Nov 9, 2023
2 min Read
Scott Shipman

More and more money is being invested into the U.S. healthcare system but results commensurate with that investment aren’t coming. Enter Creighton’s Institute for Population Health and its executive director, Scott Shipman, MD, MPH. A pediatrician by training, Shipman was named the inaugural holder of the CyncHealth Endowed Chair for Population Health at Creighton in 2022, and he is now busy with the launch of the Institute for Population Health. Creighton magazine asked Shipman about establishing the institute and the opportunity for Creighton to be a leader in the field of population health.

For those who are not familiar with it, how do you describe population health?

Population health takes the traditional focus on individual, personal health and reframes it in a collective, community-based perspective. We focus on disparities in health within the population first through focusing on the healthcare system and efforts to improve access to high-value care, and second, by looking at community-based population health initiatives.

You mention “high-value care.” Can you explain what that means?

High-value care basically means providing services with a focus on increasing quality and controlling costs.   

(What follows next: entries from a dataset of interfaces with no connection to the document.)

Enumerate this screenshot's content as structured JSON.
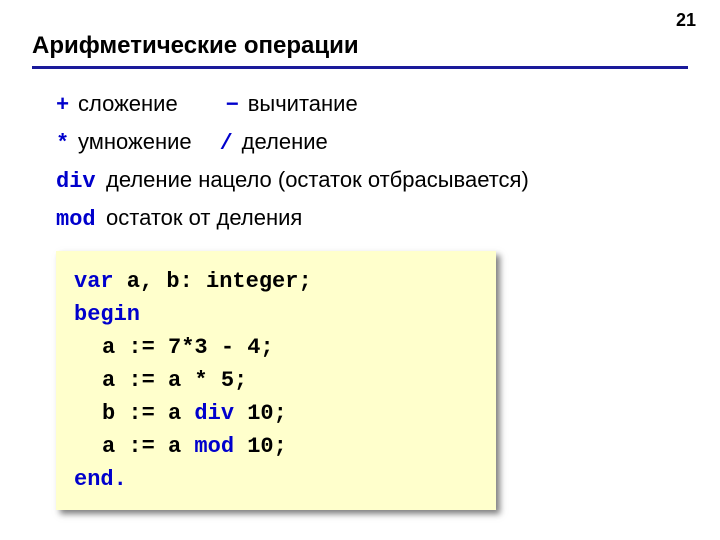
{
  "page_number": "21",
  "title": "Арифметические операции",
  "ops": {
    "plus_sym": "+",
    "plus_desc": "сложение",
    "minus_sym": "−",
    "minus_desc": "вычитание",
    "mul_sym": "*",
    "mul_desc": "умножение",
    "div_sym": "/",
    "div_desc": "деление",
    "divkw": "div",
    "divkw_desc": "деление нацело (остаток отбрасывается)",
    "modkw": "mod",
    "modkw_desc": "остаток от деления"
  },
  "code": {
    "kw_var": "var",
    "var_rest": " a, b: integer;",
    "kw_begin": "begin",
    "l1": "a := 7*3 - 4;",
    "l2": "a := a * 5;",
    "l3_pre": "b := a ",
    "l3_kw": "div",
    "l3_post": " 10;",
    "l4_pre": "a := a ",
    "l4_kw": "mod",
    "l4_post": " 10;",
    "kw_end": "end."
  }
}
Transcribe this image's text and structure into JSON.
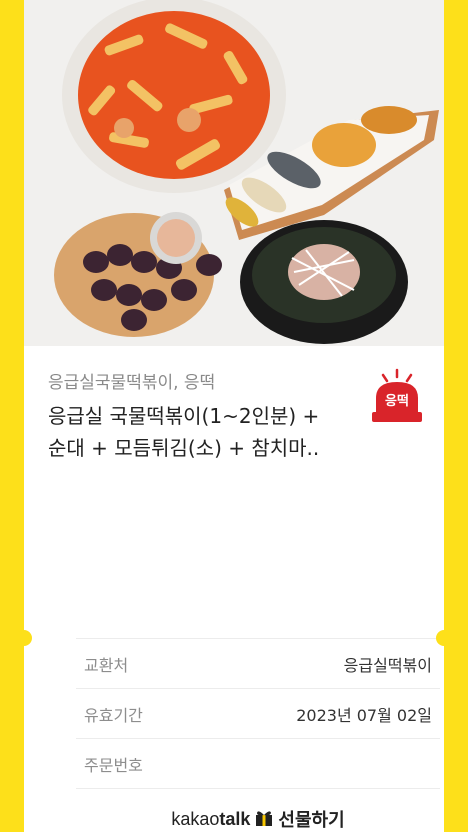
{
  "product": {
    "brand": "응급실국물떡볶이, 응떡",
    "name_line1": "응급실 국물떡볶이(1~2인분) +",
    "name_line2": "순대 + 모듬튀김(소) + 참치마..",
    "logo_text": "응떡"
  },
  "info": {
    "rows": [
      {
        "key": "교환처",
        "value": "응급실떡볶이"
      },
      {
        "key": "유효기간",
        "value": "2023년 07월 02일"
      },
      {
        "key": "주문번호",
        "value": ""
      }
    ]
  },
  "footer": {
    "kakao_light": "kakao",
    "kakao_bold": "talk",
    "gift": "선물하기"
  },
  "colors": {
    "background": "#fde01a",
    "card": "#ffffff",
    "logo_red": "#d9242a"
  }
}
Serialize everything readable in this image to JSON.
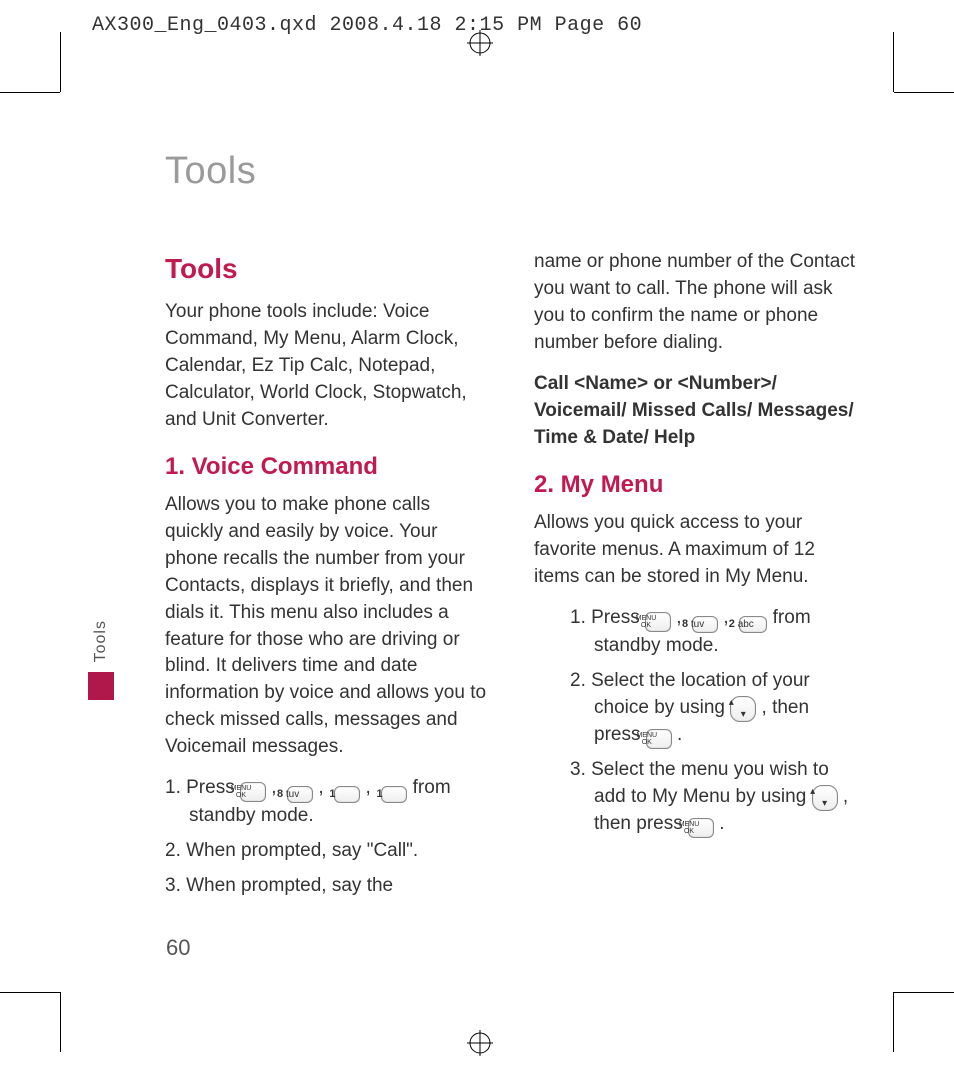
{
  "slug": "AX300_Eng_0403.qxd  2008.4.18  2:15 PM  Page 60",
  "side_tab": "Tools",
  "page_number": "60",
  "title_grey": "Tools",
  "col1": {
    "h_tools": "Tools",
    "intro": "Your phone tools include: Voice Command, My Menu, Alarm Clock, Calendar, Ez Tip Calc, Notepad, Calculator, World Clock, Stopwatch, and Unit Converter.",
    "h_voice": "1. Voice Command",
    "voice_body": "Allows you to make phone calls quickly and easily by voice. Your phone recalls the number from your Contacts, displays it briefly, and then dials it. This menu also includes a feature for those who are driving or blind. It delivers time and date information by voice and allows you to check missed calls, messages and Voicemail messages.",
    "steps": {
      "s1a": "1. Press ",
      "s1b": " from standby mode.",
      "s2": "2. When prompted, say \"Call\".",
      "s3": "3. When prompted, say the"
    }
  },
  "col2": {
    "cont": "name or phone number of the Contact you want to call. The phone will ask you to confirm the name or phone number before dialing.",
    "bold_block": "Call <Name> or <Number>/ Voicemail/ Missed Calls/ Messages/ Time & Date/ Help",
    "h_mymenu": "2. My Menu",
    "mymenu_body": "Allows you quick access to your favorite menus. A maximum of 12 items can be stored in My Menu.",
    "steps": {
      "s1a": "1. Press ",
      "s1b": " from standby mode.",
      "s2a": "2. Select the location of your choice by using ",
      "s2b": ", then press ",
      "s2c": " .",
      "s3a": "3. Select the menu you wish to add to My Menu by using ",
      "s3b": ", then press ",
      "s3c": " ."
    }
  },
  "keys": {
    "menu_ok_top": "MENU",
    "menu_ok_bot": "OK",
    "k8": "8",
    "k8sub": "tuv",
    "k1": "1",
    "k2": "2",
    "k2sub": "abc",
    "nav": "◦"
  }
}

Healthcare in the U.S. is too expensive, and it has too many gaps in quality, caring and effective communication. Life expectancy in the U.S. is declining in real terms. Disparities in health are growing. Costs keep rising. Meanwhile, some with vested interests resist reform. Physicians and nurses are struggling with the burden, and often they are as frustrated in the system as their patients. The current state of things is not sustainable. Our work will focus on better and higher-value methods and models of delivering care, with an emphasis on driving change and scaling it across the healthcare system.

You are trained as a pediatrician. What led you into the field of population health?  

It is a bit of a circuitous route. Pediatrics was the perfect field for me. A pediatrician provides care to the child, sure, but does so in the context of the family and the community. A child’s health and well-being are completely linked to the health and well-being of the family as well as the community resources that support ongoing growth and development.  

In time, I found that I could be more effective in improving health of children, families and communities if I focused my expertise on studying and improving health policy and care at a system level.  

The move to population health is a natural next step. If our focus is only on the healthcare system, we risk ignoring the policies and social systems that truly have the most impact on health in our communities. Engaging the health system and the community together opens new pathways to better health.

The IPH will be focused specifically on health inequities. What are some of the areas on which you will be focusing?

Health inequities are getting worse in our country. Barriers to access to healthcare, unsafe neighborhoods, economic instability and associated housing and food insecurity, lack of transportation and the digital divide are all factors that impact these trends. The IPH will work to elevate awareness of these problems, to produce evidence to support the best possible policies to address them and to work with existing community-based organizations to help in their efforts to overcome these disparities in health. There are also inequities in access to healthcare, trust in the healthcare system and quality and outcomes of care. There is a need to prioritize awareness and understanding of these healthcare disparities and to put in place new and sustained efforts to overcome them.

What makes this a unique opportunity for Creighton?

Creighton has a core mission that focuses on service and justice. Creighton faculty from across all schools and colleges have a history of impressive work and commitment to the community. Most students at Creighton bring a passion for service and a sense of altruism to campus. Creighton produces a disproportionate number of healthcare professionals and other service-minded leaders. Our neighbors in north and south Omaha are among the most diverse in the state. Our affiliations with CHI Health, Dignity Health, CommonSpirit Health and Valleywise in the Midwest and Southwest regions of the U.S. create opportunities to test, study and scale clinical innovations that can have tremendous impact. Put these factors together, and it presents an amazing opportunity for Creighton to excel.